I visited Spain twice this year. Twice without a digital camera.
So twice this year I enjoyed that old inevitable process of sitting on rolls of forgotten film like a mother hen, waiting for a blue moon to wander to the printers for them to hatch. And I now have a clutch of chicklings- a vibrant yellow testimony of Spain, parched with the tedium of every day scenes. And like a mother hen, they are mine and I could write an entire post on each individual image, so laden with crisp, meticulous normality that they are.
Instead I have to do the impossible, and edit them into a series for this one post, or we'll be looking at grainy, muted pictures of Spain until 2014. Still, impossible. I love these pictures. They are more autobiographical of my personality in photography than any commentary on Spain. The process of shooting film is still a refined pleasure for me. It could not be a further separate process from my digital workflow despite the almost identical formulas. Film for me rewards the most banal and ordinary things with a rich verisimilitude, and I have come to detect an entirely separate and very raw style that leaps from my photos like a miracle remedy to my safe, digital work.

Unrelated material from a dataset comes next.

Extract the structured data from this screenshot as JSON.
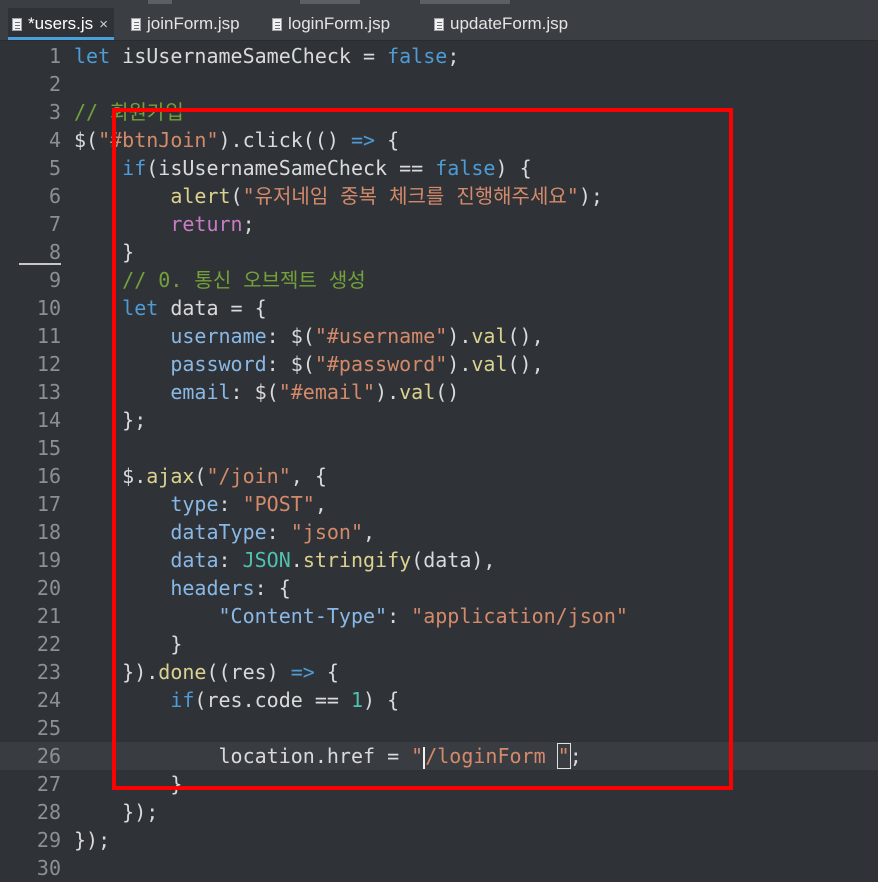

But in-between my darting eye, and the steady turmoil of Spanish streets, an outline materialises of the heady, tumultuous, dusty living in Spain that appeals to me so much. Looking back months later, my memory isn't concise enough to expand the images into a fitting text. Instead, approaching the heart of a dark winter, the one word that does my experience of Spain any justice is yellow.
Warm and sun slicked, slow moving, where pleasure and health come before accomplishment. Yellow in the roadsigns, in the traffic lights, in the stone, in the flora, yellow in the flag. Yellow in the beer, and in the crushed lemons left over from a meal. Yellow in the evening sun, melting rows of alabaster rooftops into a hazy collage. Yellow in the cacophony of scooters under midnight streetlamps. Yellow in the glittering sands that frame the span of an opal sea as the sun blooms for another day.